Besides the few cars entering and leaving, there was little sign of activity throughout the day at the Holmby Hills house, which was shielded by large, wrought-iron gates, a block wall and tall shrubs.
Later in the day, as traffic began to back up for blocks and people in cars leaned on their horns, neighbors expressed their irritation.
"I'm trying to get my daughter to her dance class," an angry Mindy Mann said as she called police on her cell phone.
One passing motorist took both hands off the steering wheel to make an obscene gesture to reporters.
Just before her release, Hilton's lawyer, Richard Hutton, reportedly slipped a note to Harvey Levin, managing editor of celebrity news Web site TMZ.com, that included a penciled-sketch of Hilton in front of cell doors in the Lynwood jail.
Hilton thanked Levin for his "fair and unbiased reporting of the events in my case," according to the note posted on the Web site. It was signed "Paris Hilton" - each letter "i" dotted with a heart.
While Hilton was in custody, Levin repeatedly belittled the judge for the length of her sentence, saying anyone else would have served less time.
Hilton will complete her probation in March 2009 as long as she keeps her driver's license current and doesn't break any laws.

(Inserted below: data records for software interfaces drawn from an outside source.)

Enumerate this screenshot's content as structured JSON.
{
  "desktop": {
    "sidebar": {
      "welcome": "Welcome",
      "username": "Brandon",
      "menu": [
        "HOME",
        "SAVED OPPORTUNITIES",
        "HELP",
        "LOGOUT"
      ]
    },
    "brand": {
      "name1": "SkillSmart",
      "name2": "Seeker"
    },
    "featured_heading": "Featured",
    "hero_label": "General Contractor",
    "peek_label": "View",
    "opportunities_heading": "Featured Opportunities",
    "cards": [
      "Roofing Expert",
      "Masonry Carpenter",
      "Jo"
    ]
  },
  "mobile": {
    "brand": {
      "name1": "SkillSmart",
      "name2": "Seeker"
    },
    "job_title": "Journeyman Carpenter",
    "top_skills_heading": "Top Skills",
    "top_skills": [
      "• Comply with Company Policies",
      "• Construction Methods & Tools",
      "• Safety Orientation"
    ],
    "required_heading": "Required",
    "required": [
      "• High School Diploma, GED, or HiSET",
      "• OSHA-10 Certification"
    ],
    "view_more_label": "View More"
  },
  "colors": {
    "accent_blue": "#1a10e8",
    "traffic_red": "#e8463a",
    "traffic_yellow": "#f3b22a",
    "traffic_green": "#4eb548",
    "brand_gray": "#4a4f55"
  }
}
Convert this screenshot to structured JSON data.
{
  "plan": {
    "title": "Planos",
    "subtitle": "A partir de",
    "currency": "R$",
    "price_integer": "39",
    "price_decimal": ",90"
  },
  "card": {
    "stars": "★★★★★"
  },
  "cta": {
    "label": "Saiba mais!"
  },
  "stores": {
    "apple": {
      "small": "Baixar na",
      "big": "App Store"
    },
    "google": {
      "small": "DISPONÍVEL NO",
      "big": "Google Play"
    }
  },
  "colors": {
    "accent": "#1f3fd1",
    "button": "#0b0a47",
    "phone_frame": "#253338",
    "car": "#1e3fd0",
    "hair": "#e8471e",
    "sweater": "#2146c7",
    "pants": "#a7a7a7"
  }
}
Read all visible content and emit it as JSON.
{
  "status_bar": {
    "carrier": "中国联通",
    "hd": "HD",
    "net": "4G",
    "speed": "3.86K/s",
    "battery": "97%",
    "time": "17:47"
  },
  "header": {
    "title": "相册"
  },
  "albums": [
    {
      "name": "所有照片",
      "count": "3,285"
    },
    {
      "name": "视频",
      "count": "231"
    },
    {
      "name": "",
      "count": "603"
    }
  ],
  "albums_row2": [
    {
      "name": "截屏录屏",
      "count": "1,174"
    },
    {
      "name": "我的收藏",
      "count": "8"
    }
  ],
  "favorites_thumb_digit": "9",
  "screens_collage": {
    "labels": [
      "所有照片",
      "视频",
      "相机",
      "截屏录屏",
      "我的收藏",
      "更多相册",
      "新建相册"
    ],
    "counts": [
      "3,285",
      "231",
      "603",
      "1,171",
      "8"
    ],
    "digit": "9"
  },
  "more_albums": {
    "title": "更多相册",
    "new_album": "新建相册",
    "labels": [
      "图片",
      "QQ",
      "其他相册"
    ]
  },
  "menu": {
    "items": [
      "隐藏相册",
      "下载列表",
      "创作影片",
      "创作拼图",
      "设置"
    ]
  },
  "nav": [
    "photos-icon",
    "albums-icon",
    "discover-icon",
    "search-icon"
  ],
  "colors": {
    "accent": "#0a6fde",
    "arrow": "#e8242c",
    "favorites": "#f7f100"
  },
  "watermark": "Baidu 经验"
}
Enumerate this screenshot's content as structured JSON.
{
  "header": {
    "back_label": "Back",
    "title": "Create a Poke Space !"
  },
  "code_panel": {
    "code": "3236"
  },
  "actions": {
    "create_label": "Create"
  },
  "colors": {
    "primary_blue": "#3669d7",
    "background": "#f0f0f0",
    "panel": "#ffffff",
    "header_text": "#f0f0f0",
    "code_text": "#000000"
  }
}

She can reduce that time by 12 months if she does community service that could include a public-service announcement, the city attorney's office has said.
During her stay at Lynwood, Hilton was mostly confined to a solitary cell in the special needs unit away from the other 2,200 inmates.
After spending only three days there, she was released to home confinement by Sheriff Lee Baca for an unspecified medical condition that he later said was psychological.
The following day, Superior Court Judge Michael T. Sauer, who had sentenced Hilton, called her back into court and ordered her returned to jail, saying he hadn't condoned her release.
Hilton left in tears, calling for her mother and shouting, "It's not right!"
She was then taken to the downtown Twin Towers jail, which houses men and the county jail's medical treatment center, where she underwent medical and psychiatric exams to determine where she should be confined. Eventually she was returned to Lynwood.
Her early release caused a firestorm of criticism over whether she was getting special treatment because of her wealth and fame. The Los Angeles County Board of Supervisors was to meet with Baca on Tuesday to discuss the matter.
Hilton's path to jail began Sept. 7, when she failed a sobriety test after police saw her weaving down a street in her car on what she said was a late-night run to a hamburger stand.
She pleaded no contest to reckless driving and was sentenced to 36 months of probation, alcohol education and $1,500 in fines.
In the months that followed, Hilton was stopped twice by officers who discovered her driving with a suspended license. The second stop landed her in Sauer's courtroom, where he sentenced her to 45 days in jail. She was released after three weeks for reasons including good behavior.